- [AIM OF THE TASK] In the data below, find every line with the word "Каталог" and copy it out.

- [RECORDS FOR PROCESSING]
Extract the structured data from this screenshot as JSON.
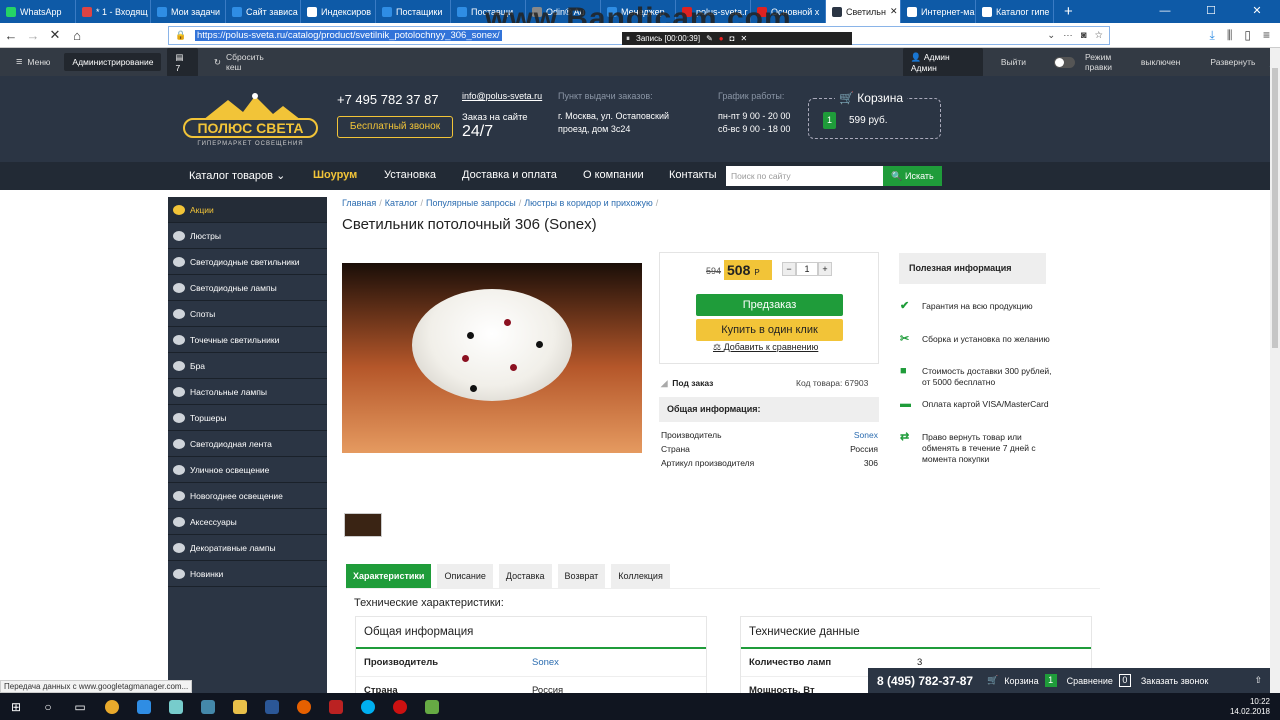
{
  "browser": {
    "tabs": [
      {
        "label": "WhatsApp",
        "color": "#25d366"
      },
      {
        "label": "* 1 - Входящ",
        "color": "#d44"
      },
      {
        "label": "Мои задачи",
        "color": "#2f8de4"
      },
      {
        "label": "Сайт зависа",
        "color": "#2f8de4"
      },
      {
        "label": "Индексиров",
        "color": "#fff"
      },
      {
        "label": "Постащики",
        "color": "#2f8de4"
      },
      {
        "label": "Поставщи",
        "color": "#2f8de4"
      },
      {
        "label": "Odin® Au",
        "color": "#888"
      },
      {
        "label": "Менеджер",
        "color": "#2f8de4"
      },
      {
        "label": "polus-sveta.r",
        "color": "#d22"
      },
      {
        "label": "Основной х",
        "color": "#d22"
      },
      {
        "label": "Светильн",
        "color": "#2b3544"
      },
      {
        "label": "Интернет-ма",
        "color": "#fff"
      },
      {
        "label": "Каталог гипе",
        "color": "#fff"
      }
    ],
    "url": "https://polus-sveta.ru/catalog/product/svetilnik_potolochnyy_306_sonex/",
    "watermark": "www.Bandicam.com",
    "recording": "Запись [00:00:39]"
  },
  "adminbar": {
    "menu": "Меню",
    "admin": "Администрирование",
    "count": "7",
    "cache": "Сбросить кеш",
    "user": "Админ Админ",
    "logout": "Выйти",
    "edit_mode": "Режим правки",
    "edit_state": "выключен",
    "expand": "Развернуть"
  },
  "header": {
    "logo": "ПОЛЮС СВЕТА",
    "logo_sub": "ГИПЕРМАРКЕТ ОСВЕЩЕНИЯ",
    "phone": "+7 495 782 37 87",
    "free_call": "Бесплатный звонок",
    "email": "info@polus-sveta.ru",
    "order_label": "Заказ на сайте",
    "order_hours": "24/7",
    "pickup_label": "Пункт выдачи заказов:",
    "pickup_addr1": "г. Москва, ул. Остаповский",
    "pickup_addr2": "проезд, дом 3с24",
    "sched_label": "График работы:",
    "sched1": "пн-пт 9 00 - 20 00",
    "sched2": "сб-вс 9 00 - 18 00",
    "cart_title": "Корзина",
    "cart_count": "1",
    "cart_sum": "599 руб."
  },
  "menu": {
    "catalog": "Каталог товаров",
    "showroom": "Шоурум",
    "install": "Установка",
    "delivery": "Доставка и оплата",
    "about": "О компании",
    "contacts": "Контакты",
    "search_placeholder": "Поиск по сайту",
    "search_button": "Искать"
  },
  "sidebar": [
    "Акции",
    "Люстры",
    "Светодиодные светильники",
    "Светодиодные лампы",
    "Споты",
    "Точечные светильники",
    "Бра",
    "Настольные лампы",
    "Торшеры",
    "Светодиодная лента",
    "Уличное освещение",
    "Новогоднее освещение",
    "Аксессуары",
    "Декоративные лампы",
    "Новинки"
  ],
  "breadcrumbs": [
    "Главная",
    "Каталог",
    "Популярные запросы",
    "Люстры в коридор и прихожую"
  ],
  "product": {
    "title": "Светильник потолочный 306 (Sonex)",
    "old_price": "594",
    "price": "508",
    "currency": "Р",
    "qty": "1",
    "preorder": "Предзаказ",
    "one_click": "Купить в один клик",
    "compare": "Добавить к сравнению",
    "availability": "Под заказ",
    "code": "Код товара: 67903",
    "general_info": "Общая информация:",
    "rows": [
      {
        "k": "Производитель",
        "v": "Sonex"
      },
      {
        "k": "Страна",
        "v": "Россия"
      },
      {
        "k": "Артикул производителя",
        "v": "306"
      }
    ]
  },
  "useful": {
    "title": "Полезная информация",
    "items": [
      {
        "icon": "✔",
        "text": "Гарантия на всю продукцию"
      },
      {
        "icon": "✂",
        "text": "Сборка и установка по желанию"
      },
      {
        "icon": "■",
        "text": "Стоимость доставки 300 рублей, от 5000 бесплатно"
      },
      {
        "icon": "▬",
        "text": "Оплата картой VISA/MasterCard"
      },
      {
        "icon": "⇄",
        "text": "Право вернуть товар или обменять в течение 7 дней с момента покупки"
      }
    ]
  },
  "product_tabs": [
    "Характеристики",
    "Описание",
    "Доставка",
    "Возврат",
    "Коллекция"
  ],
  "specs": {
    "heading": "Технические характеристики:",
    "general": {
      "title": "Общая информация",
      "rows": [
        {
          "k": "Производитель",
          "v": "Sonex"
        },
        {
          "k": "Страна",
          "v": "Россия"
        }
      ]
    },
    "tech": {
      "title": "Технические данные",
      "rows": [
        {
          "k": "Количество ламп",
          "v": "3"
        },
        {
          "k": "Мощность, Вт",
          "v": ""
        }
      ]
    }
  },
  "bottombar": {
    "phone": "8 (495) 782-37-87",
    "cart": "Корзина",
    "cart_count": "1",
    "compare": "Сравнение",
    "compare_count": "0",
    "callback": "Заказать звонок"
  },
  "status": "Передача данных с www.googletagmanager.com...",
  "clock": {
    "time": "10:22",
    "date": "14.02.2018"
  }
}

- [TASK OUTPUT]
        "label": "Каталог гипе",
    "catalog": "Каталог товаров",
    "Каталог",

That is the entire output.